Originally posted on Mayo Clinic News Center
Donations from Mayo Clinic support Intercultural Mutual Assistance Association— an organization in Rochester that provides services and help to victims of human trafficking.
Imagine having to leave your home country to escape government-sanctioned torture. You secure a visa to work as a nanny. You dream of supporting your family back home. Instead, you work all waking hours with no days off. You are isolated from anyone who speaks your language. Your employer withholds your pay and travel documents. When you ask for your pay, you are beaten.
That scenario, while difficult to imagine, could happen anywhere — even in Rochester, Minnesota. Mayo Clinic is supporting local organizations that assist those who are victimized.
“It’s modern slavery, and it happens here,” says Ponloeu Chim, associate director of the Intercultural Mutual Assistance Association in Rochester.
Trafficking happens here
In 2018, the International Mutual Assistance Association in Rochester supported 77 immigrant victims of crime, including nine women who were labor or sex trafficking victims. Mayo Clinic has donated $35,000 to the association to expand its services to trafficking victims in Rochester and surrounding communities.
“The victims often are brought to the U.S. illegally. When they do come legally, the trafficker keeps their documents to exert control,” Chim says. “Without immigration status or proper documentation, it is drastically more difficult to tap into resources for housing, employment, education and transportation.”
Services provided by the International Mutual Assistance Association and other community organizations support victims as they rebuild their lives. This can include housing, food, clothing, transportation, counseling, advocacy, immigration and legal assistance, medical care, job training and family reunification.
“We have interpreters on call who speak 50 languages,” Chim says. “We can address the cultural sensitivities that make seeking help very difficult.”
Identifying trafficking victims
Identifying victims of trafficking can be tricky, Chim says.
Staff in the Emergency Department at Mayo Clinic Hospital — Rochester, Saint Marys Campus, use a toolkit when they suspect a patient might be a trafficking victim. This toolkit includes information on how to identify, assess, manage and treat trafficking victims. The toolkit also includes information on local community resources for additional help.

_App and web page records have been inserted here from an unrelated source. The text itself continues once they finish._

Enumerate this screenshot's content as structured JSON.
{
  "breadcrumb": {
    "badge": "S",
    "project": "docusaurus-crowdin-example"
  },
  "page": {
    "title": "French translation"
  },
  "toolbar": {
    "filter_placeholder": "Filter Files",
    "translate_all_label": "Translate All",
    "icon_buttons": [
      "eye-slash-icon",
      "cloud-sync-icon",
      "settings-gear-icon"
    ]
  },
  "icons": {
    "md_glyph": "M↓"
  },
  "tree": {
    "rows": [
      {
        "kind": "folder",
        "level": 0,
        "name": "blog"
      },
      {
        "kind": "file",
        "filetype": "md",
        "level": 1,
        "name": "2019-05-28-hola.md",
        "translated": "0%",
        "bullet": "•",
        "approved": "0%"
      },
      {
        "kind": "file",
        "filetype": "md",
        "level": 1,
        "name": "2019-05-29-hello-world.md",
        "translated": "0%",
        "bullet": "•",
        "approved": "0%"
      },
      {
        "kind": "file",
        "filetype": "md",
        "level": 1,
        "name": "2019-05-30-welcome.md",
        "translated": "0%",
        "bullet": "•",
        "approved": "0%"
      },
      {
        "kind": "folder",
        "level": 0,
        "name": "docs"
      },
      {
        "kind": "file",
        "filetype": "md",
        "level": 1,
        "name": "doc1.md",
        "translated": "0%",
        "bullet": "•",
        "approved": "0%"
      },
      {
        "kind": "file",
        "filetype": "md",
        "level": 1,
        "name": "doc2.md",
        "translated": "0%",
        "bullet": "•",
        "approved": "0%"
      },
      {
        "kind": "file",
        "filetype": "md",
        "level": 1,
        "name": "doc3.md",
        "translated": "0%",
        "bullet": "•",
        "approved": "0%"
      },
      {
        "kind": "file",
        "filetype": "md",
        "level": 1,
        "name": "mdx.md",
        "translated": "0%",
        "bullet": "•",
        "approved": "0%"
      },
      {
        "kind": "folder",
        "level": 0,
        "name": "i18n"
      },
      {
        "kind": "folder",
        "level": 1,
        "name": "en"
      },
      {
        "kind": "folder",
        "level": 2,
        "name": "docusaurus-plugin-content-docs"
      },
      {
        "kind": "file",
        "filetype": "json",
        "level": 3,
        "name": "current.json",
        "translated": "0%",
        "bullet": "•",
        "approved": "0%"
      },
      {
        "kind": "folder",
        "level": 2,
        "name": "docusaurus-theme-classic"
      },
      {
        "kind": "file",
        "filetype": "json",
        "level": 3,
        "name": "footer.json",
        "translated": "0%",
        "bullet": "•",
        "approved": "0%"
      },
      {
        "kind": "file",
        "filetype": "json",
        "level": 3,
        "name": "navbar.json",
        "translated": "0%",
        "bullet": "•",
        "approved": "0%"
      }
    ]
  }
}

The toolkit was developed by Vickie Ernste, D.N.P., nurse manager in the Emergency Department. She says clues to identify trafficking victims can be subtle.
“The patient might give vague or inconsistent answers to questions about family and home address. The clue could be a ‘friend’ who won’t leave the patient’s side,” Ernste says. “Or it might be nicely manicured fingernails and an expensive purse that don’t fit with the patient’s overall appearance.”
When staff at Mayo Clinic suspect trafficking, they work to get the patient alone and ask direct questions about the patient’s circumstances.
“We want them to know that the Emergency Department is a safe place, and we can offer resources to help,” Ernste says.
To raise awareness of human trafficking, Ernste has educated colleagues across Mayo Clinic, and at other regional and national venues, on the toolkit.
About the Intercultural Mutual Assistance Association
The Intercultural Mutual Assistance Association began serving immigrants in Rochester and southeast Minnesota in 1984. The organization works with more than 80 victims of trafficking and their families each year. The Women’s Shelter and Support Center, Olmsted County Victim Services, Legal Assistance of Olmsted County, law enforcement, social workers, Mayo Clinic and other medical providers refer clients to the association.
When someone is referred, the association provides resources directly or connects the victim to resources, when appropriate.
In the case of the woman who was working as a nanny and didn’t have money or travel documents, the association worked closely with her, coordinating medical appointments, immigration paperwork and English classes, and shopping for ethnic food reminiscent of her home country.
“We’ve connected her to human rights resources. She is pursuing a visa in the U.S.,” says Nisha Kurup, victim services program manager at the Intercultural Mutual Assistance Association. “Her goal is to be eligible to work and live in the U.S. with dignity and self-respect. We are pleased to help her.”